# Beverage physics

1. Apr 2, 2015

Hi PF. I'm not asking this for academic or professional reasons, but merely out of curiosity.

If I add ONE ice cube to a large glass of warm apple juice, two things will happen
-the cube will melt, fairly quickly, and add its water content to the juice
-the apple juice will be somewhat cooler than before

If I instead add EIGHT ice cubes to the same glass of apple juice, two things will happen
-they will begin to melt, but the melting will be slowed and nearly stopped as the juice cools
-the juice will cool until it is nearly as cold as the ice

Suppose I want my apple juice as cold as possible, but with as little added water as possible. If I add 8 ice cubes instead of 1 ice cube, will I have
-a higher ratio of coldness to melted ice water,
-the same ratio of coldness to melted ice water,
-a lower ratio of coldness to melted ice water

My intuition says that adding more ice cubes will make the juice cool faster, and the ice melt slower, and will thus yield the best result. But I worry that I may be missing variables here.

2. Apr 2, 2015

### BiGyElLoWhAt

I think it would be pretty close to the same. Yea the ice cubes will melt slower, but you have 8 ice cubes melting at the slower rate instead of one at the faster. In order for the juice to give off 30 degrees worth of thermal energy, the ice as a whole (8 cubes or 1 cube or 23 cubes) must take that 30 degrees worth of thermal energy. I would think that this will result in approximately the same amount of melted ice.
However, there is the latent heat of melting to consider. If all the cubes are melting at the same rate, uniformly, you should have more heat going into adding heat at the melting point in order for it to start to melt.

So in summation, probably pretty close to the same, but maybe a little better (for more ice).

3. Apr 2, 2015

### Erik S

Just a quick look at the problem and I would expect it to be the same result at any give cooled temp.

1 cube will melt fast yes, 8 cubes will melt less each, but 8 cubes gives 48 faces that are exposed to the juice, so a little melt off each will quickly Equal the same mass of the one melted cube.

I'm pretty sure the heat transfer balances out, giving the same result. (Neglecting the idea that you take a looong time to drink the juice so that you ahve a lot of heat transfer through the glass walls)

4. Apr 2, 2015

### Staff: Mentor

Are you asking what happens if I replace (a) a single ice cube of mass m with n ice cubes, each of mass m/n
or
(b) a single ice cube of mass m with n ice cubes each of mass m?

Chet

5. Apr 2, 2015

### Khashishi

Depends how cold the ice cubes and juice were to begin with.
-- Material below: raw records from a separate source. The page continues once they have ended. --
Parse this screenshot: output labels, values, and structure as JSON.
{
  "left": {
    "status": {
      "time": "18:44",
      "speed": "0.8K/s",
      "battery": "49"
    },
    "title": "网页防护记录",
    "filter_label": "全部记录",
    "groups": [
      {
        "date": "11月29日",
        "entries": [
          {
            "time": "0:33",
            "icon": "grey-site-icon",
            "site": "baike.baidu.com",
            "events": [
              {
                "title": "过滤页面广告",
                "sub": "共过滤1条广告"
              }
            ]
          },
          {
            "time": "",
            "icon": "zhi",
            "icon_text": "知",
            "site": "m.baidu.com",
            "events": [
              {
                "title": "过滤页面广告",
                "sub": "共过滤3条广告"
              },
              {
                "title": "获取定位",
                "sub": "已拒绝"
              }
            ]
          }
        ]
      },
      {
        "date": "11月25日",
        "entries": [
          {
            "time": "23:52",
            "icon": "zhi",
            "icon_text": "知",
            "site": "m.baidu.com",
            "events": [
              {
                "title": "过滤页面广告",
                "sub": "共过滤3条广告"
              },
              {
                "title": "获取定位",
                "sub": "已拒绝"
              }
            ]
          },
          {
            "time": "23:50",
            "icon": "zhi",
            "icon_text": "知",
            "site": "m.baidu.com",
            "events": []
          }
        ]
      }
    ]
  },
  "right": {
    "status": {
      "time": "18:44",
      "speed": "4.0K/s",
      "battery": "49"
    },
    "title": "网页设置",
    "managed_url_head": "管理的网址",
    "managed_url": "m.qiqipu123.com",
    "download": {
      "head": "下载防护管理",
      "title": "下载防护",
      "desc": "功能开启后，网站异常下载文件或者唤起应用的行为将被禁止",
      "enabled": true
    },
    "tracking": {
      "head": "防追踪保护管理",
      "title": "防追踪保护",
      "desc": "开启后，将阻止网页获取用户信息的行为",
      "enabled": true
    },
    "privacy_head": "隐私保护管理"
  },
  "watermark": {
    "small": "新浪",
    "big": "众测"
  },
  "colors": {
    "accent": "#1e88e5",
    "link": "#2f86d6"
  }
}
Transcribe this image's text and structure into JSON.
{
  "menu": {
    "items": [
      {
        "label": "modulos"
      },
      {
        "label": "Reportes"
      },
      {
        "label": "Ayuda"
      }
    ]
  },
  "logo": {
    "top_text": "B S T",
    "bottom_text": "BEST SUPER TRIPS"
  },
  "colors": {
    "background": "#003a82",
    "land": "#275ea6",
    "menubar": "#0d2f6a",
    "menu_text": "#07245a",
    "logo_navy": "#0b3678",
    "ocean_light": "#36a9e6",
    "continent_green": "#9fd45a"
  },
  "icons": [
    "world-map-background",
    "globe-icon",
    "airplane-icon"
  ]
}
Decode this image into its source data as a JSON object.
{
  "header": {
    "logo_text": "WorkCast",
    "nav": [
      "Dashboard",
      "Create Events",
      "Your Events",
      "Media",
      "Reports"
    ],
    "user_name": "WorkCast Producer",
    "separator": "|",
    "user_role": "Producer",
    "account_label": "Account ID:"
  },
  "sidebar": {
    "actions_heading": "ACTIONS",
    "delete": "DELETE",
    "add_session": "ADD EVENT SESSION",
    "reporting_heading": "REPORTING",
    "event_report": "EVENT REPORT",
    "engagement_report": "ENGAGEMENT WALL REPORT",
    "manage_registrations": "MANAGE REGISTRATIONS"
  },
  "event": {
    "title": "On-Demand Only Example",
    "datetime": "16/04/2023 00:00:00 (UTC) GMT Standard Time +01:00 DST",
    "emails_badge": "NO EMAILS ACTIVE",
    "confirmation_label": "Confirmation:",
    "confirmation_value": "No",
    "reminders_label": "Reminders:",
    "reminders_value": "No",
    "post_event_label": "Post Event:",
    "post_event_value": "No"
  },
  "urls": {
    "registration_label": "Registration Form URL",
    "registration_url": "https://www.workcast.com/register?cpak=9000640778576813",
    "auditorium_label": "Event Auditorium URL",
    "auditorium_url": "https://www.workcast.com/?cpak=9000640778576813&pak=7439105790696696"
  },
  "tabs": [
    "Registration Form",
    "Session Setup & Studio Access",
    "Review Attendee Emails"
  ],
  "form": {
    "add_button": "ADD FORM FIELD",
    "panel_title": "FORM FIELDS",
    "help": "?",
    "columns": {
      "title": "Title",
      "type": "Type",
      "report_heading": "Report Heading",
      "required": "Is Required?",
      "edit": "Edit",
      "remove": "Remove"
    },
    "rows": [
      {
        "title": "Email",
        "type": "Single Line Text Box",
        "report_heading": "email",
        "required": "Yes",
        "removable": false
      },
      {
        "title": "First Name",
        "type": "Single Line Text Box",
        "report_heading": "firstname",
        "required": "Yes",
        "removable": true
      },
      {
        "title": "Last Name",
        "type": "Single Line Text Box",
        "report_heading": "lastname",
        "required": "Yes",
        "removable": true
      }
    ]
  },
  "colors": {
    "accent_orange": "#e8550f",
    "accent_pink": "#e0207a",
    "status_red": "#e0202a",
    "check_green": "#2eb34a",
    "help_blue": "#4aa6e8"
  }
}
Very cold ice cubes will cool down the juice quite a bit even before they reach melting point.

6. Apr 3, 2015

I'm asking the latter of your two questions. Assuming that all "ice cubes" in this question are of equal mass and other properties.

7. Apr 3, 2015

### BiGyElLoWhAt

Drawing from kashashi's point, you would be better off with more ice cubes if the ice cubes are below melting or 0 thermal energy has been expended as latent heat in the melting process, otherwise the scenarios won't differ.

8. Apr 3, 2015

### Staff: Mentor

Based on my professional experience with heat transfer, the more ice cubes you have, the faster the cooling will take place, primarily because of the increased surface area. The greater the ratio of the ice cube surface area to the volume of juice, the higher the rate of heat transfer, assuming constant heat transfer coefficient between the cubes and the juice. Basically, the amount of heat transferred to lower the temperature of the juice to a certain value will be the same for a single ice cube as for multiple ice cubes, but the amount of time it takes to bring about the transfer of this amount of heat will vary inversely with the amount heat transfer area. This is definitely the first order picture. If you would like quantitative details, I can provide the heat transfer equations and the solution to these equations.

Chet

9. Apr 3, 2015

### sophiecentaur

When trying to produce the coldest cocktails, it is usual to crush the ice (big surface area for heat transfer), shake the mixture and then strain the remaining ice cubes away. Ideally (for the least dilution by water), you would use a lot of ice at as low a temperature as possible and you would make sure that the ice is just at 0C or below. You can buy fancy cooling blocks that are not made of ice and they do not melt.